That drive caused Nawa, which stands 7.5 meters tall, and Wir, a 24-meter-high sculpture that fills the atrium of a shopping center. Now, Zieta is researching the architectural potential of this technique.

“Such structures can be used as bearing components and construction components, merging beauty and functionality,” explained Zieta.

“Currently we are intensely working on implementing FiDU in design as facade elements, and in the sector as ultralight structures. Additionally in mining as volumetrically expanded steel profiles.”

 

Nawa was built in Daliowa in 2017 as a member of an initiative to revitalize the island, where visitor numbers have been in decline. It will stay there as a permanent installation.

Its polished steel surface reflects its environment, altering the sculpture‘s appearance through the afternoon, while the arched shape is intended to seem organic like it could have”grown right from the ground”.
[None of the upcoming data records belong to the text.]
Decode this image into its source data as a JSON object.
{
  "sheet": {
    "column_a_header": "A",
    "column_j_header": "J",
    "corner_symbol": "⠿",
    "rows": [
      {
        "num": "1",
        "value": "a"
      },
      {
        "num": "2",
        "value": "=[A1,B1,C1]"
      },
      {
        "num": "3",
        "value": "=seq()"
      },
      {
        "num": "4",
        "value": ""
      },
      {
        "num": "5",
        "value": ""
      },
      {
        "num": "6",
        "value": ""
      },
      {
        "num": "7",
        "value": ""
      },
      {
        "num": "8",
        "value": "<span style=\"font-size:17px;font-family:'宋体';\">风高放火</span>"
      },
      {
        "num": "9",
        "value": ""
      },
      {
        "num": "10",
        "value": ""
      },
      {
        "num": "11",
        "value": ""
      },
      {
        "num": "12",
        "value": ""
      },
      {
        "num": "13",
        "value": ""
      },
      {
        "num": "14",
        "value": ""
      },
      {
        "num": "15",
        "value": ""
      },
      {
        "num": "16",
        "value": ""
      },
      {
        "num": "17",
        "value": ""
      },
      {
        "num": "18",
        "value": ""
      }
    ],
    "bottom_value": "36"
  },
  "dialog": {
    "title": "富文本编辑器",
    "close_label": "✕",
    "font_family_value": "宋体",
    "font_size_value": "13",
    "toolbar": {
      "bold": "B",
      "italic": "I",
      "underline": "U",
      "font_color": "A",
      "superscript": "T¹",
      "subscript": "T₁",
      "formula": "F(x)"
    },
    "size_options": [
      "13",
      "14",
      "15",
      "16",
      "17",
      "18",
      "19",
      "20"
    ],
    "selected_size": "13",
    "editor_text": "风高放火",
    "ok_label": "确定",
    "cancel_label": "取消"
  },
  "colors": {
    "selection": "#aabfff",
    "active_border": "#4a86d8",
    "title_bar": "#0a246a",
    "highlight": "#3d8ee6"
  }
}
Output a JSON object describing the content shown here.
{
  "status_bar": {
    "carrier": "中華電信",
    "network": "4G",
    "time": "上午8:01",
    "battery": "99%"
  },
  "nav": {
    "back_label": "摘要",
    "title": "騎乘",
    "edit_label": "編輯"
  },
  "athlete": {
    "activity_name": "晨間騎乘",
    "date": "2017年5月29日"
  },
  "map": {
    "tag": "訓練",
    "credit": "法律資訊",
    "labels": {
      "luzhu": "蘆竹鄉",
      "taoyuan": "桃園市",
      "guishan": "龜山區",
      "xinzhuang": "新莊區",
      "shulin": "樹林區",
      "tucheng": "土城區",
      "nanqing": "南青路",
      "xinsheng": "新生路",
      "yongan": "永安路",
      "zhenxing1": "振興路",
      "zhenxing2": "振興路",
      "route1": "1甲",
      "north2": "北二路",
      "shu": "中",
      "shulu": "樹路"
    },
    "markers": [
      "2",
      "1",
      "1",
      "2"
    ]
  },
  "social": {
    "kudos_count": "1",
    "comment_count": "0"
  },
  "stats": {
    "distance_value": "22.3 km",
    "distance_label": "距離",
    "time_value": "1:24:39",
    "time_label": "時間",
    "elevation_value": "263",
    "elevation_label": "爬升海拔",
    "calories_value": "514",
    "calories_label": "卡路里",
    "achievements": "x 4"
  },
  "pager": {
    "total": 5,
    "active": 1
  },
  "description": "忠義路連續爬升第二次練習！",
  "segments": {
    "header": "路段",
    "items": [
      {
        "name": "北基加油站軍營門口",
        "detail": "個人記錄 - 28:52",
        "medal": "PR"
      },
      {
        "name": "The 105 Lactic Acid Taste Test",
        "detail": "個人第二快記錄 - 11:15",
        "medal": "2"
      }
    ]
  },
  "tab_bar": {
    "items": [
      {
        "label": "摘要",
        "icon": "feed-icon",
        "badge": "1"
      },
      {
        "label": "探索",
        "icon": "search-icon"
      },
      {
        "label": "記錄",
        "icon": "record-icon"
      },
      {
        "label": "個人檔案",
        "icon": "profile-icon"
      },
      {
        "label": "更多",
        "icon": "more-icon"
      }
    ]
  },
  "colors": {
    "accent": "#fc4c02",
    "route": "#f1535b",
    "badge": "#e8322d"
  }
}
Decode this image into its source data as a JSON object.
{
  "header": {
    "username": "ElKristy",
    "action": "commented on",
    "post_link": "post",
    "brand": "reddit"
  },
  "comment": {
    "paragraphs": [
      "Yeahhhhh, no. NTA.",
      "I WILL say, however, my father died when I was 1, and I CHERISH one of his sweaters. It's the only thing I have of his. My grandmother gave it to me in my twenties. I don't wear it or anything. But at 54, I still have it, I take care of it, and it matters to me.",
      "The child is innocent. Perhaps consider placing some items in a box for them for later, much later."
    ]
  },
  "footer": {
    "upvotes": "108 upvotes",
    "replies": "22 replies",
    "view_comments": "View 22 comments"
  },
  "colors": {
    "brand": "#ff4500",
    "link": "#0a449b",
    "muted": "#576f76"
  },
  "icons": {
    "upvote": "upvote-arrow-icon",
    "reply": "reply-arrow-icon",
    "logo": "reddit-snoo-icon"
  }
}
A parametric design procedures led to Nawa’s closing shape — Zieta compacted parameters concerning the desirable size and shape into software, which determined that the best form of this item.

 

Nawa has now been set up for a year, and Zieta said it’s been embraced by the residents of Wrocław.

“At first, many people were cautious,” he said. “New jobs often provoke mistrust, but shortly after the opening the island has become living.”

“Families, groups of friends, people seeking rest using a publication started to come there, and at the evenings’ couples began to appear on intimate walks,” he continued.

“Today, a lot of people can’t imagine this place without Nawa, which has become a part of the surroundings and also a point on the map of many tourists from the country and the whole world.”

H/T dezeen